Because the northern Plains is sparsely populated, with few structures in rural areas to be damaged by tornadoes, their impacts tend to be less than in more densely populated areas, Gust said.
“The rating of the intensity is highly influenced by what it hits,” he said. Even so, high-intensity tornadoes “still are high-frequency occurrences around here,” Gust added, citing the Wadena and Northwood tornadoes as recent examples.
Over a 10-year period, about 60 percent of the tornadoes in Cass County are equivalent to those in a similarly sized area of eastern Oklahoma, an area known for the intensity and frequency of tornadoes, Gust said.

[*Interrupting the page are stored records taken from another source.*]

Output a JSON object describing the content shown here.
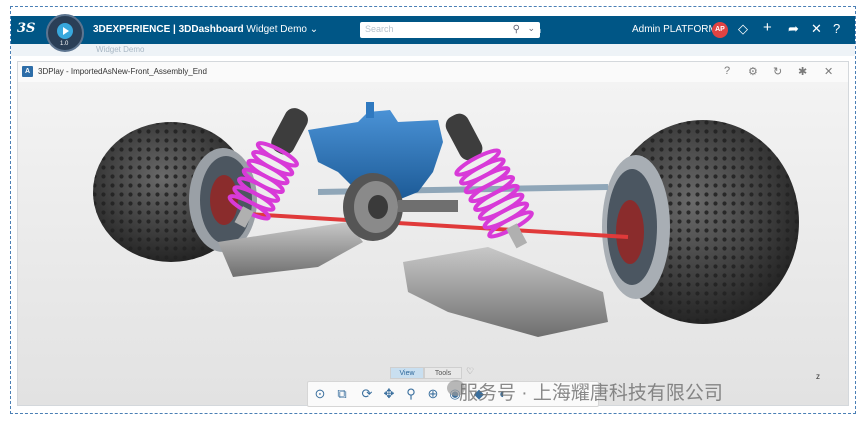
{
  "topbar": {
    "logo": "3S",
    "compass_version": "1.0",
    "brand_bold": "3DEXPERIENCE | 3DDashboard",
    "brand_rest": " Widget Demo",
    "brand_caret": "⌄",
    "search_placeholder": "Search",
    "username": "Admin PLATFORM",
    "avatar_initials": "AP"
  },
  "tabs": {
    "label": "Widget Demo"
  },
  "widget": {
    "icon_letter": "A",
    "title": "3DPlay - ImportedAsNew-Front_Assembly_End"
  },
  "viewport": {
    "triad_label": "z"
  },
  "toolbar": {
    "tabs": [
      {
        "label": "View",
        "active": true
      },
      {
        "label": "Tools",
        "active": false
      }
    ]
  },
  "watermark": {
    "text": "服务号 · 上海耀唐科技有限公司"
  },
  "colors": {
    "topbar": "#005686",
    "spring": "#d83ad8",
    "frame": "#2e7bc4",
    "tire": "#3a3a3a",
    "rod": "#e03a3a"
  }
}
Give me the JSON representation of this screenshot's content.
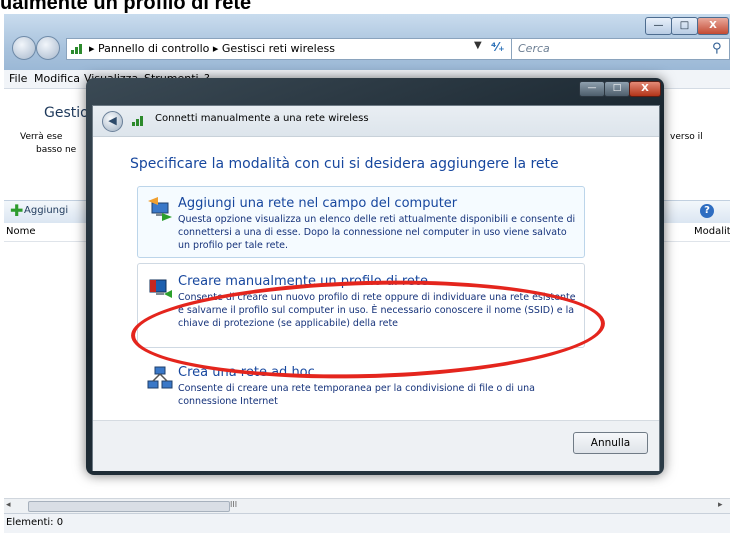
{
  "caption": "ualmente un profilo di rete",
  "explorer": {
    "breadcrumb": "▸ Pannello di controllo ▸ Gestisci reti wireless",
    "search_placeholder": "Cerca",
    "menu": [
      "File",
      "Modifica",
      "Visualizza",
      "Strumenti",
      "?"
    ],
    "title_partial": "Gestio",
    "desc_line1": "Verrà ese",
    "desc_line2": "basso ne",
    "desc_right": "verso il",
    "add_label": "Aggiungi",
    "col_name": "Nome",
    "col_mode": "Modalit",
    "scroll_grip": "III",
    "status": "Elementi: 0"
  },
  "dialog": {
    "title": "Connetti manualmente a una rete wireless",
    "instruction": "Specificare la modalità con cui si desidera aggiungere la rete",
    "options": [
      {
        "title": "Aggiungi una rete nel campo del computer",
        "description": "Questa opzione visualizza un elenco delle reti attualmente disponibili e consente di connettersi a una di esse. Dopo la connessione nel computer in uso viene salvato un profilo per tale rete.",
        "icon": "network-add-icon"
      },
      {
        "title": "Creare manualmente un profilo di rete",
        "description": "Consente di creare un nuovo profilo di rete oppure di individuare una rete esistente e salvarne il profilo sul computer in uso. È necessario conoscere il nome (SSID) e la chiave di protezione (se applicabile) della rete",
        "icon": "network-profile-icon"
      },
      {
        "title": "Crea una rete ad hoc",
        "description": "Consente di creare una rete temporanea per la condivisione di file o di una connessione Internet",
        "icon": "adhoc-network-icon"
      }
    ],
    "cancel_label": "Annulla"
  },
  "highlight_color": "#e4251d"
}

A more dense radar network and a bigger corps of trained weather spotters in the central and southern Plains have been shown to account for much of the higher frequency of reported tornadoes in those areas, he said.
“We have much less dense radar networks up here,” he said. The wider gaps in radar make it more difficult to detect tornadoes on the fringe of their reach.
Of course, the prairie was even more sparsely settled back in 1886, when some marketing mind for the Northern Pacific Railroad dreamed up the “Tornado Belt.”
The false reassurance likely was intended to help ease fears settlers might have in moving to the wide open prairie, said Nancy Godon, co-author of “Reshaping the Tornado Belt,” a book that explored the 1887 Grand Forks tornado, which debunked the myth that the northernmost reaches of Dakota Territory were outside the range of tornadoes.
She and her co-authors, including her meteorologist husband, Vince, determined that cyclonic winds tore through Grand Forks and continued through East Grand Forks, Minn., killing five people and destroying property along a 20-mile path.
“People didn’t really understand that tornadoes can happen anywhere,” Nancy Godon said, noting that severe tornadoes have occurred in Manitoba.
If the 1887 tornado were to happen today in Grand Forks, which now is much more densely populated and developed, the damage would be much worse.
“If that happened today, it would be devastating,” she said.
Readers can reach Forum reporter Patrick Springer at (701) 241-5522